Penguin says it has already done the review and is satisfied that the allegations, first made by a blogger in China where the book was first published, are unfounded. ”We hired Nicky Harman, a highly respected Chinese-to-English translator with extensive experience translating Chinese literature (see, e.g., )to read all of the materials and to provide a report of her findings. She reported back that the only similarities are certain plot elements and character types that are common to works about the Chinese immigrant community. Penguin promptly made these findings public.”

Penguin’s statement added that “in a further demonstration of transparency” in late August, the staff sent advance copies of the English translation of Gold Mountain Blues to the authors in question – Wayson Choy, Sky Lee and Paul Yee.

The authors hadn’t been able to comment before because they couldn’t read the Chinese version. May Cheng, the lawyer representing them, says they asked Penguin to delay release of the book pending the results of an independent review. But Penguin told PW the books have already been shipped to bookstores.

Another point of contention is that Harman was the translator of the book. What the other authors want is an independent, third-party review. “We want to be reasonable,” Yee told PW. “We want to clear the air. A lot of words have been exchanged, accusations, allegations, and we just want to have an independent expert to take an objective look and say yes it is or no it isn’t.”

Zhang, best known for her book Aftershock, which was made into a blockbuster Chinese movie in 2010, issued her own comments via Penguin.

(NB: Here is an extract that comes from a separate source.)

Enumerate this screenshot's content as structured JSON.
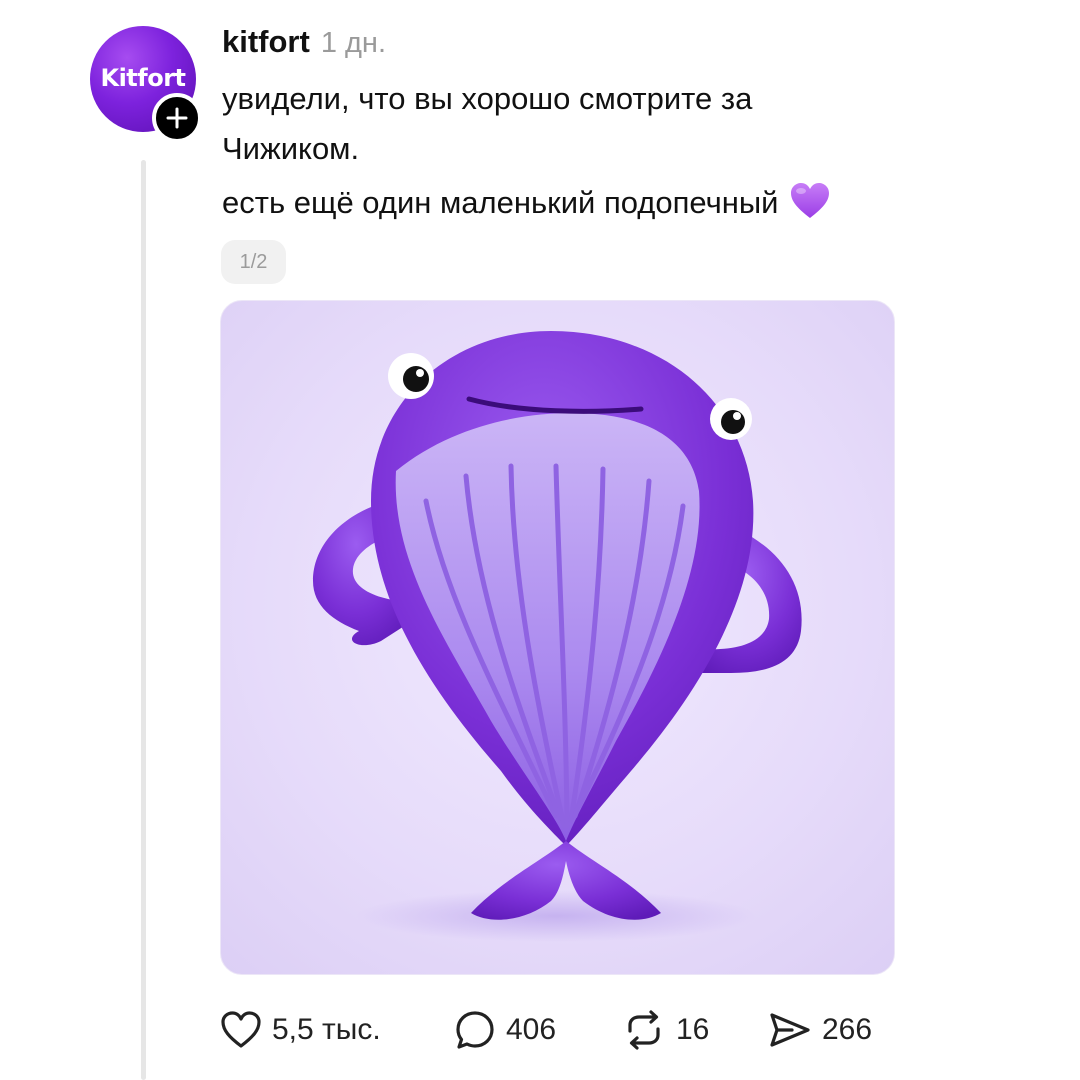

"Gold Mountain Blues is the result of years of research and several field trips to China and Western Canada. The research data obtained over the years is voluminous enough to allow me to write another complete novel if I chose to. A hundred and fifty years of Chinese Canadian history is a 'common wealth' for all of us to share and discover. I have not read The Jade Peony, Disappearing Moon Cafe, The Bone Collector's Son or Tales from Gold Mountain. I have a great respect for the authors who have already explored this rich territory before me: Wayson Choy, Denise Chong, Paul Yee and Sky Lee. I welcome and encourage authors interested in Chinese Canadian history to do the same. When I started to write this book, I hoped it would serve to bring the Chinese Canadian community a little more closely together, by sharing such a long and meaningful history. I am deeply saddened to see that things do not seem to be going in that direction.” 

But Cheng says, “The stories are quite unique, and some of the similarities defy a simple explanation.” For example, both Gold Mountain Blues and Sky Lee’s Disappearing Moon Café, published in 1990,both include a romance between a young Chinese man and a girl of mixed aboriginal and Chinese descent. The two fall in love after she rescues him. He lives with her and her father, learning native ways, and the two forage in the forest together and attend a native fishing camp where they harvest and smoke salmon. In both books, he leaves her and eventually marries a Chinese woman.

“When I read Sky’s book 20 years ago,” says Yee, “it was an astounding storyline at that time because up until that time no one had really written about Chinese and First Nations or aboriginal ties, relationships, confrontations, anything like that… It was very original, and so when this particular line reappeared in this new book, it was very striking. It just seemed to be too much of a coincidence.” All of the authors have found similarities with their work, he said.

Gold Mountain Blues has been sold in 11 other territories.